June Medical Services Case Timeline
- In 2014, the Center for Reproductive Rights filed a lawsuit to challenge Act 620 on behalf of June Medical arguing that the law was unconstitutional.
- The U.S. District Court in Louisiana granted a request to temporarily block the law from being enforced and following the decision in Whole Woman’s Health declared the law unconstitutional in April 2017.
- Louisiana appealed the decision to the Fifth Circuit, which reversed the District Court decision on September 26, 2018 on a 3 judge panel decision, denying the request to have the case heard by the full appeals court.

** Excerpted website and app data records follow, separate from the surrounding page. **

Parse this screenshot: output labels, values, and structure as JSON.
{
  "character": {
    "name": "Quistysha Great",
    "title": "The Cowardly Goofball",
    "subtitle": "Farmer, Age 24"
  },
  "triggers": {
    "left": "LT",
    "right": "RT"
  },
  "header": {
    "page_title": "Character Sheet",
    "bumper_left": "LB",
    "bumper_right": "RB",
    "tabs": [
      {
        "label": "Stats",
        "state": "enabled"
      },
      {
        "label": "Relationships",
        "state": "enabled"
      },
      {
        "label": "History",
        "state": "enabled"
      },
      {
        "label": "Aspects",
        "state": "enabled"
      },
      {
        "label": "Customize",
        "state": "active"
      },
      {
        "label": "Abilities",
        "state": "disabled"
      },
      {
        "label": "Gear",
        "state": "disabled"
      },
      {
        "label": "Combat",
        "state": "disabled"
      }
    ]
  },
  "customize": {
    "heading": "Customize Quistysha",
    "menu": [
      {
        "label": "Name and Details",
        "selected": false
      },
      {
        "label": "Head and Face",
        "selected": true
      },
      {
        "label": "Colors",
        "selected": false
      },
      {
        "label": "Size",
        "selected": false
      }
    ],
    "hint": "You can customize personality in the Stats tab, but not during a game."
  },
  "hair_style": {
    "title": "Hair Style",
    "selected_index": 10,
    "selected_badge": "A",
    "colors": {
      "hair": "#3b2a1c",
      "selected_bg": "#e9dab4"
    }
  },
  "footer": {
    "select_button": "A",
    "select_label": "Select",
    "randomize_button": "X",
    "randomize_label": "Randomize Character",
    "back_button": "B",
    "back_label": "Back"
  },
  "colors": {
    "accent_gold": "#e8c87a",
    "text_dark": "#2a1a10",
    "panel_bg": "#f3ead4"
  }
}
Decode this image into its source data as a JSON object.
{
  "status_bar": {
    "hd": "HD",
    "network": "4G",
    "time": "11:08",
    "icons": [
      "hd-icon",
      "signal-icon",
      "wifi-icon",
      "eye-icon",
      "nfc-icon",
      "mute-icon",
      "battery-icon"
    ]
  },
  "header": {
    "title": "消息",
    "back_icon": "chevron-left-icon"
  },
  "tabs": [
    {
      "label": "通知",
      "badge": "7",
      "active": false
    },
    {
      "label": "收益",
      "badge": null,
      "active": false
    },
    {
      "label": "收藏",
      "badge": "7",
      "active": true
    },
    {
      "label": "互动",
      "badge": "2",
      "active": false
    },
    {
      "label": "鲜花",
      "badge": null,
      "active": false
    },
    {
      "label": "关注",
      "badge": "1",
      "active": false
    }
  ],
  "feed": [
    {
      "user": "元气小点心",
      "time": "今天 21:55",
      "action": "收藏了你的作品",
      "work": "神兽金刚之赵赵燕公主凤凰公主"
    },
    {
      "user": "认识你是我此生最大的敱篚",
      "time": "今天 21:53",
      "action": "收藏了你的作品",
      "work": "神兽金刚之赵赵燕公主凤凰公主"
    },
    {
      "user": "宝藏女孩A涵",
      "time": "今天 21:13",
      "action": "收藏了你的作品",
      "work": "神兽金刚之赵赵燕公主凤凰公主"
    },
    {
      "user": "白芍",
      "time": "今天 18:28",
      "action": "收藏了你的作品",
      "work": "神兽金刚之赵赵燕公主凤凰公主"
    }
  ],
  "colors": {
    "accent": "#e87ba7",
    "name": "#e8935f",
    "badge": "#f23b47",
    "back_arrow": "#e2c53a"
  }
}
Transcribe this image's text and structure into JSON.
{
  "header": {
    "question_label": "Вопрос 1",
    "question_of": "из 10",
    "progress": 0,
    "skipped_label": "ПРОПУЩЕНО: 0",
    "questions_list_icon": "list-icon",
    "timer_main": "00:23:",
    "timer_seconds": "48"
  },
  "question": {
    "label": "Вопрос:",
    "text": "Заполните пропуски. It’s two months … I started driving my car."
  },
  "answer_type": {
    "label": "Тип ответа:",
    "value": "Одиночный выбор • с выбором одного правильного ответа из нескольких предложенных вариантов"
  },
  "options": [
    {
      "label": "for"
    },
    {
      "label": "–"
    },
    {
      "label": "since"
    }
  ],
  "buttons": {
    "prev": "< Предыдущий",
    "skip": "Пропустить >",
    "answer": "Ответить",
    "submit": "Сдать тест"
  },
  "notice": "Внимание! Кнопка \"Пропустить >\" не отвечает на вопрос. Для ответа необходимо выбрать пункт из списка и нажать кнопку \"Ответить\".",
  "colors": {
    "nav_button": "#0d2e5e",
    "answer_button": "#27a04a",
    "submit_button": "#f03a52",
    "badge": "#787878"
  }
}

- The Center requested an emergency stay from the Supreme Court as it filed a writ of certiorari to hear to case. The Supreme Court granted the stay in february 2019 and granted certiorari on October 4, 2019.
- The Court heard oral arguments on March 4, 2020 and the decision is expected before the end of the Court”s 2020 June term. To hear the March 4 argument click here.
Questions under consideration in June Medical
- Whether the U.S. Court of Appeals for the 5th Circuit’s decision upholding Louisiana’s admitting privileges law conflicts with the Supreme Court’s binding precedent in Whole Woman’s Health v. Hellerstedt.
- Whether abortion providers can have third party standing to sue the challenge abortion restrictions on behalf of their patients.
Potential consequences of June Medical SCOTUS Ruling:
- If the Court finds that Louisiana’s laws are constitutional, that will embolden other states to pass additional restrictions and will hinder the ability of patients to challenge restrictions in the lower courts. The federal bench has already been packed with anti-abortion judges by the Trump administration with the consent of the Senator Majority Leader McConnell – controlled Senate, so any erosion or perceived erosion of protection will lead to many decisions in the federal District and Appellate courts upholding restrictions and eroding access.
- If the U.S. Court finds that abortion providers cannot sue on behalf of their patients, it will become extremely difficult to challenge restrictions in court because many patients are not able or willing to be part of a federal lawsuit that might drag on for years. Patients want timely compassionate medical care, not to be embroiled in a multi-year federal lawsuit. For more on the third party standing question, read here.
This is the first major abortion case to hit the Supreme Court after its composition was changed by the Trump Administration. The addition of Trump’s appointees to the Supreme Court, Justices Kavanaugh and Justice Gorsuch, make it unlikely that the anti-abortion conservative majority (with Justices Roberts, Alito and Thomas) will deliver a clear win for abortion rights. Return to this page for an explanation of the decision when it is published by the Court.
HUGE WIN for Abortion Rights
In a 5 to 4 decision, the Supreme Court reversed the 5th Circuit decision on Act 620 and ruled that the Act is unconstitutional:
The plurality’s opinion written by JUSTICE BREYER, joined by JUSTICE GINSBURG, JUSTICE SOTOMAYOR,
and JUSTICE KAGAN holds:
1. The State’s unmistakable concession of standing as part of its effort to obtain a quick decision from the District Court on the merits of
the plaintiffs’ undue-burden claims and a long line of well-established
precedents foreclose its belated challenge to the plaintiffs’ standing in
this Court. Pp. 11–16.
2. Given the District Court’s factual findings and precedents, particularly Whole Woman’s Health, Act 620 violates the Constitution.
Justice ROBERTS joined in the decision. BREYER, J., announced the judgment of the Court and delivered an
opinion, in which GINSBURG, SOTOMAYOR, and KAGAN, JJ., joined. ROBERTS, C. J., filed an opinion concurring in the judgment. THOMAS, J., filed
a dissenting opinion. ALITO, J., filed a dissenting opinion, in which GORSUCH, J., joined, in which THOMAS, J., joined except as to Parts III–C and
IV–F, and in which KAVANAUGH, J., joined as to Parts I, II, and III. GORSUCH, J., and KAVANAUGH, J., filed dissenting opinions.